My latest manuscript is almost ready to query. Yay! Next to shopping for swimsuits, there's nothing I enjoy more. But...I've been accepted to law school and plan to start this fall. I have four kids still in elementary and middle school. I fret, as writers always do.
What if I am fortunate enough to find an agent who loves the manuscript as much as I do? What if he/she thinks it needs more revision than I have time for? Will he/she wait until I do? It might be a year or more. Or should I even bother sending out queries right now when I've got this other endeavor looming on the horizon and threatening to take over my whole life?
What would you advise?
You know yourself better than I do (at least I hope you do!)
My plan would be to focus on law school right now.
You don't know how much time it's going to take to keep up with your classes and the assigned reading yet.
And your kids are going to need some attention unless they're the kind you can hang in the closet till Christmas vacation when you need them again to be cookie bakers and tasters. (My friends who are parents have horrifying tales of children who expect to eat at least three times a day! And want to talk to them! It's the stuff of nightmares.)
On the other hand maybe you're one of those people who can do three things well at the same time. Certainly there are examples of people who write novels while in some form of graduate school (medical school, law school, clown school)
As to the actual question: I put manuscripts/projects on hold for people regularly. I'm happy to wait, BUT generally it's about a year. You're undertaking a three year law school adventure. Then you're going to study for the bar.
Even if you've got a manuscript that requires NO revision, you do need to be available through the editing and production process. Copy edits generally have a very firm two week turn around deadline.
And this doesn't begin to address the problem of promotion. Promoting a novel is a long term process but it requires regular (as in daily) effort. Will you have the time to do that? You don't know yet.
And there's another thing you don't know about yet: your legal writing class. I have no idea if you can write a novel while also trying to master the art of writing a legal brief.
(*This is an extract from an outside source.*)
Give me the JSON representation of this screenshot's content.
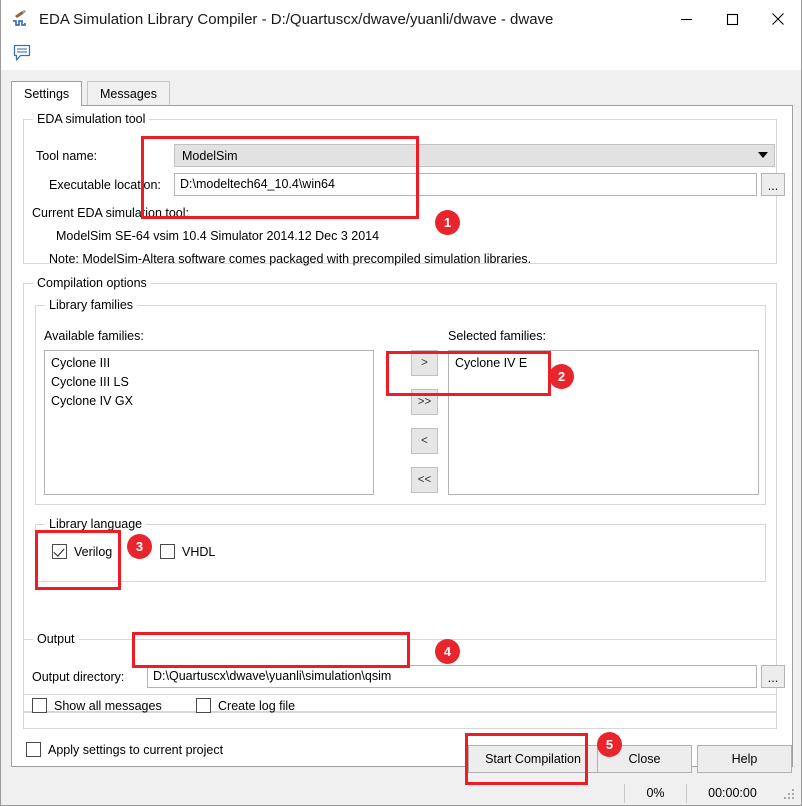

And you don't either.
I suggest waiting to query until you have a better sense of what kind of time law school requires, and more important, how much of your brain space it needs.
The really good news is there are a lot of people who went to law school who ended up writing some pretty terrific books later.